“This work has given me the confidence in my offering and where I can help,” he said. “If they’re at the start of a transformation journey, I’d like see myself as a transition partner, and can work on a transformation roadmap… if the CMO has been in the seat a few years and well settled in terms of org structure and brand, they may be ready for agile or growth marketing.”

Hayes agreed technology was another area many CMOs needed help, adding many have purchased the martech stack and “are driving the Ferrari like a Mini”.

“There may be some that need to build their tech stack roadmap, and that’s where I can help support depending on the level of maturity, and existing tech stack,” he said. “There will be some lightweight tech stacks I might use and bring in, but I’m working still on the more enterprise-level martech stacks and how to approach that piece.”

Hayes’ target customer base is medium to large organisations from any industry sectors looking at digital, marketing or cultural transformation. While seeing clear opportunities at a national level, he’s also open to international work.

As well as tapping into his own expertise, Hayes is looking to build a network of agency, consulting and technology partners that can assist depending on the needs of clients. The differentiator to other consulting firms will be a hands-on, customisable approach, Hayes said.

“Higher education, financial services, retail and large not-for-profits are some industries where we believe there will be initial demand for our services,” he said.

Follow CMO on Twitter: @CMOAustralia, take part in the CMO conversation on LinkedIn: CMO ANZ, follow our regular updates via CMO Australia's Linkedin company page, or join us on Facebook: https://www.facebook.com/CMOAustralia.   

 

 

Join the newsletter!

Or

Sign up to gain exclusive access to email subscriptions, event invitations, competitions, giveaways, and much more.

Membership is free, and your security and privacy remain protected. View our privacy policy before signing up.

Error: Please check your email address.
Show Comments

Blog Posts

Building a human-curated brand

If the FANG (Facebook, Amazon, Netflix, Google) sector and their measured worth are the final argument for the successful 21st Century model, then they are beyond reproach. Fine-tuning masses of algorithms to reduce human touchpoints and deliver wild returns to investors—all with workforces infinitesimally small compared to the giants of the 20th Century—has been proven out.

Will Smith

Co-founder and head of new markets, The Plum Guide

Sustainability trends brands can expect in 2020

​Marketers have made strides this year in sustainability with the number of brands rallying behind the Not Business As Usual alliance for action against climate change being a sign of the times. While sustainability efforts have gained momentum this year, 2020 is shaping up to be the year brands are really held accountable for their work in this area.

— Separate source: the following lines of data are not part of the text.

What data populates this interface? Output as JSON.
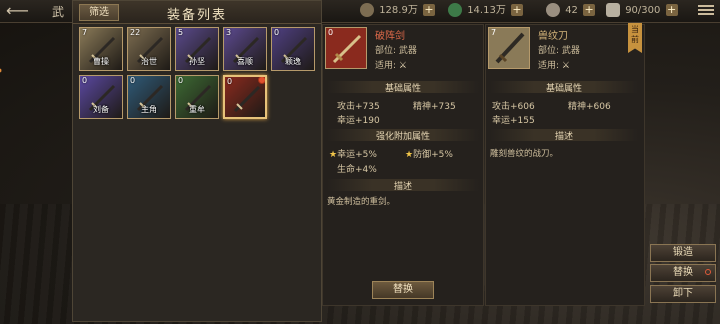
{
  "topbar": {
    "back": "⟵",
    "title_char": "武",
    "resources": [
      {
        "value": "128.9万",
        "color": "#8a7a5c"
      },
      {
        "value": "14.13万",
        "color": "#3d7a48"
      },
      {
        "value": "42",
        "color": "#9a8f80"
      },
      {
        "value": "90/300",
        "color": "#b8b0a0"
      }
    ],
    "plus": "+"
  },
  "list": {
    "filter_label": "筛选",
    "title": "装备列表",
    "items": [
      {
        "count": "7",
        "name": "曹操",
        "bg": "#8a7a58"
      },
      {
        "count": "22",
        "name": "治世",
        "bg": "#7c6c50"
      },
      {
        "count": "5",
        "name": "孙坚",
        "bg": "#5a4a8c"
      },
      {
        "count": "3",
        "name": "喜顺",
        "bg": "#5c4a90"
      },
      {
        "count": "0",
        "name": "颖逸",
        "bg": "#4f4082"
      },
      {
        "count": "0",
        "name": "刘备",
        "bg": "#5a48a0"
      },
      {
        "count": "0",
        "name": "主角",
        "bg": "#2f5a78"
      },
      {
        "count": "0",
        "name": "重牟",
        "bg": "#3d6a34"
      },
      {
        "count": "0",
        "name": "",
        "bg": "#8a2a1e"
      }
    ]
  },
  "detail_left": {
    "count": "0",
    "name": "破阵剑",
    "name_color": "#e06a4a",
    "slot": "部位: 武器",
    "use_label": "适用:",
    "base_title": "基础属性",
    "stats": [
      "攻击+735",
      "精神+735",
      "幸运+190"
    ],
    "bonus_title": "强化附加属性",
    "bonus": [
      "幸运+5%",
      "防御+5%",
      "生命+4%"
    ],
    "desc_title": "描述",
    "desc": "黄金制造的重剑。",
    "swap_label": "替换"
  },
  "detail_right": {
    "count": "7",
    "name": "兽纹刀",
    "name_color": "#d4b47a",
    "slot": "部位: 武器",
    "use_label": "适用:",
    "equipped_tag": "当前",
    "base_title": "基础属性",
    "stats": [
      "攻击+606",
      "精神+606",
      "幸运+155"
    ],
    "desc_title": "描述",
    "desc": "雕刻兽纹的战刀。"
  },
  "actions": {
    "forge": "锻造",
    "swap": "替换",
    "unequip": "卸下"
  }
}
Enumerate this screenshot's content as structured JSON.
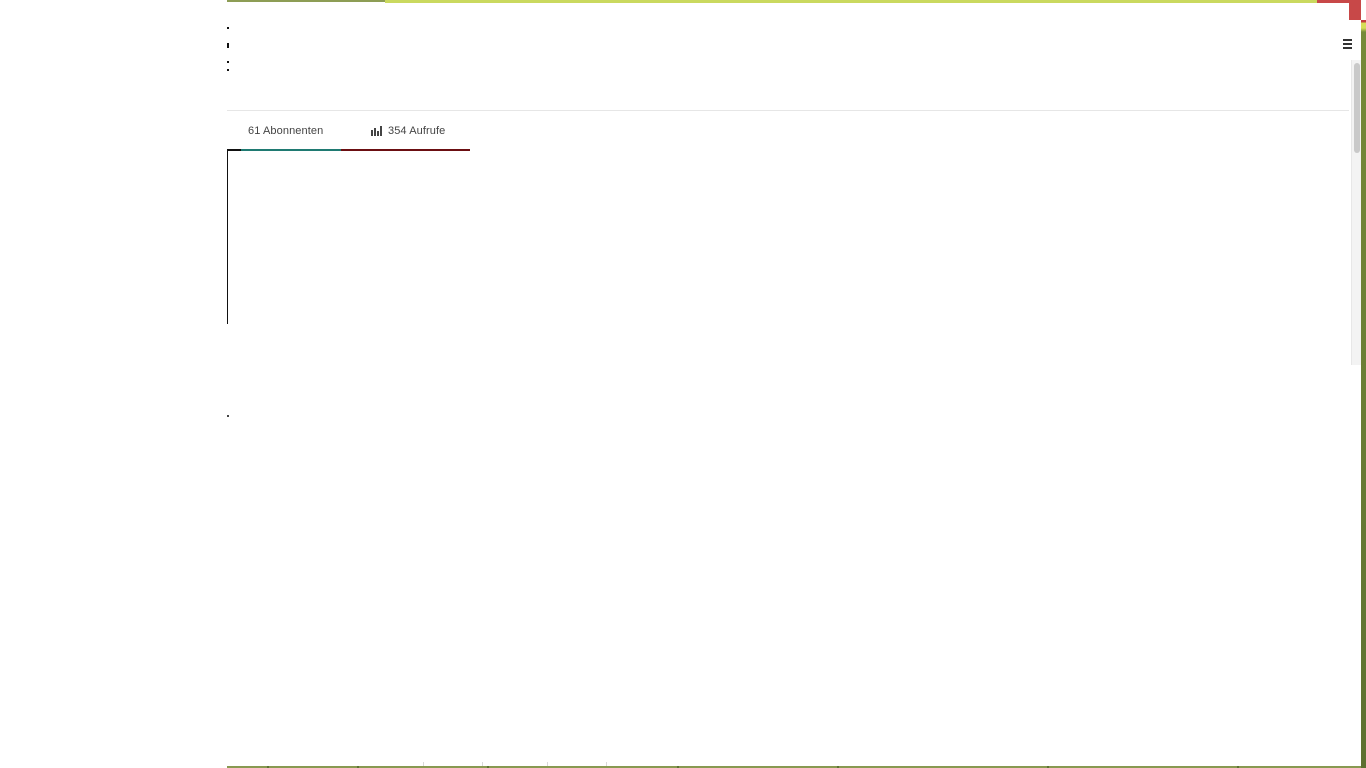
{
  "window": {
    "title": ""
  },
  "stats": {
    "subscribers": "61 Abonnenten",
    "views": "354 Aufrufe"
  },
  "icons": {
    "views_icon": "bar-chart-icon",
    "menu_icon": "menu-icon"
  },
  "colors": {
    "top_accent": "#cad95f",
    "close_button": "#c84848",
    "tab_underline_teal": "#1f7a72",
    "tab_underline_maroon": "#6b0e12",
    "desktop_background": "#6f813b"
  }
}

Ben King

CSR manager & sustainability expert, Finder

The trouble with Scotty from Marketing

As a Marketer, the ‘Scotty from Marketing’ meme troubles me.

Natalie Robinson

Director of marketing and communications, Melbourne Polytechnic

If you think it can benefit both consumer and seller then it would be great

Simon Bird

Why Ford is counting on the Internet of Things to drive customer engagement

Read more

It's a good idea. Customers really should control their data. Now I understand why it's important.

Elvin Huntsberry

Salesforce CMO: Modern marketers have an obligation to give customers control of their data

Read more

Instagram changes algorithms every time you get used to them. It really pisses me off. What else pisses me off? The fact that Instagram d...

Nickwood

Instagram loses the like in Australia; industry reacts positively

Read more

I tried www.analisa.io to see my Instagram Insight

Dina Rahmawati

7 marketing technology predictions for 2016

Read more

The saying is pretty tongue in cheek. It's not saying that marketers are bad people, nor that they don't take themselves seriously. There...

LYF Solutions

The trouble with Scotty from Marketing - The CMO view - CMO Australia

Read more

Latest Podcast

More podcasts

Sign in